So, my first supervisory committee meeting came and went, and what a humbling experience it has been.  I generally don’t shy away from scientific discussions – the more heated, the better.  Nothing excites me more than a good round of intellectual sparring.  But giving a formal presentation is like kryptonite to the part of my brain responsible for articulating thoughts.  I have no innate public speaking skills, never practice talks as much as I should (or at all), and, unsurprisingly, consistently emerge as a bumbling, nervous mess.  It turns out that talking about your research within the familiar environment of your own lab (even when everyone is constantly challenging your ideas), and presenting the same to a group of faculty members, are two almost completely unrelated experiences.  I had made the naive assumption that comfort with the former would prepare me for the latter, with predictable consequences.

 

I think the actual content of my presentation was OK, but the delivery was kind of a disaster.  Yet my committee members were nothing but supportive and encouraging.  Their subtle cues were so powerful in making me feel at ease (as much as I was going to get), and their approach is definitely one I will strive to emulate in the future.  I also got very useful feedback from my advisor after the meeting – she emphasized that this is all part of the learning process that everyone goes through, and some learning only comes from experience and some of those experiences can be painful.  It’s reassuring to know that mistakes made in the process of learning are not only forgiven, but expected.

 

All in all, it was a nerve-wracking and exhausting endeavour, but one that has provided a much-needed dose of humility.  I look forward to many more such experiences that take me outside of my comfort zone and serve as reminders of all the learning that lies ahead.

 

“That something is everywhere and always amiss is part of the very stuff of creation. […] We could have planned things more mercifully, perhaps, but our plan would never get off the drawing board until we agreed to the very compromising terms that are the only ones that being offers.” – Annie Dillard

 

Flashback October 24, 2013

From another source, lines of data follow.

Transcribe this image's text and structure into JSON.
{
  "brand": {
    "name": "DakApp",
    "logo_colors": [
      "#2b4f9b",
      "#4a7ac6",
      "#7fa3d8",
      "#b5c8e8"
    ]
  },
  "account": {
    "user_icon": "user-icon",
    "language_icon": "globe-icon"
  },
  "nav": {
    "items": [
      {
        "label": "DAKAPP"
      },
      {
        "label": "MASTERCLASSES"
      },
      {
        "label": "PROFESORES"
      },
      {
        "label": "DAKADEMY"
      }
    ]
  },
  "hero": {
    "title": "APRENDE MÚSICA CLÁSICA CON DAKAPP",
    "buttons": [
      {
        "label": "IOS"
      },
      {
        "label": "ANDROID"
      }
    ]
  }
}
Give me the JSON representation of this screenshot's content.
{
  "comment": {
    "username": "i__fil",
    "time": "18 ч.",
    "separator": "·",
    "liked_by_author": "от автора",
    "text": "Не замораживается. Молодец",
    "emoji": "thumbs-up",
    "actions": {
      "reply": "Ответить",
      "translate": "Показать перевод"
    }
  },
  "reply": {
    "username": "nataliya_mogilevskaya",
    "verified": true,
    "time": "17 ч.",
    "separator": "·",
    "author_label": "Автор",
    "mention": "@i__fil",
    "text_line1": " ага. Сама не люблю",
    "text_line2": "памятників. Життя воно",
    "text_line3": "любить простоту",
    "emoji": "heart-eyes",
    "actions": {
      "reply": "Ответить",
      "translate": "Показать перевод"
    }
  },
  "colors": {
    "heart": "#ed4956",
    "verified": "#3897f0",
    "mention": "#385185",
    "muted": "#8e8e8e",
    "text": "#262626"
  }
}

Filed under: academia,grad school,inspirations,undergrad,volunteering — excitablescientist @ 11:44 pm

Today I had a chance to see a couple of old pals from a very special volunteer group, prompting several flashbacks to 2008, a pivotal year in my life highlighted by joining this group and meeting individuals who would become the most influential role models I’ve had to date – all while being graduate students in the midst of trying to figure out their own life and career paths.  I remember being in awe of how knowledgeable, articulate, cool they were, and wanting to follow in their footsteps; now I’m a grad student myself and making goodness knows what impression on the younger generations.  In any case, for me, being in the company of motivated, idealistic, passionate and inspiring colleagues is far and away the biggest perk of being a member of the university community.  Academia is a slightly strange world and suffers from no shortage of systemic flaws, but on good days and to those granted the privilege of being part of it, it really is the land of milk and honey.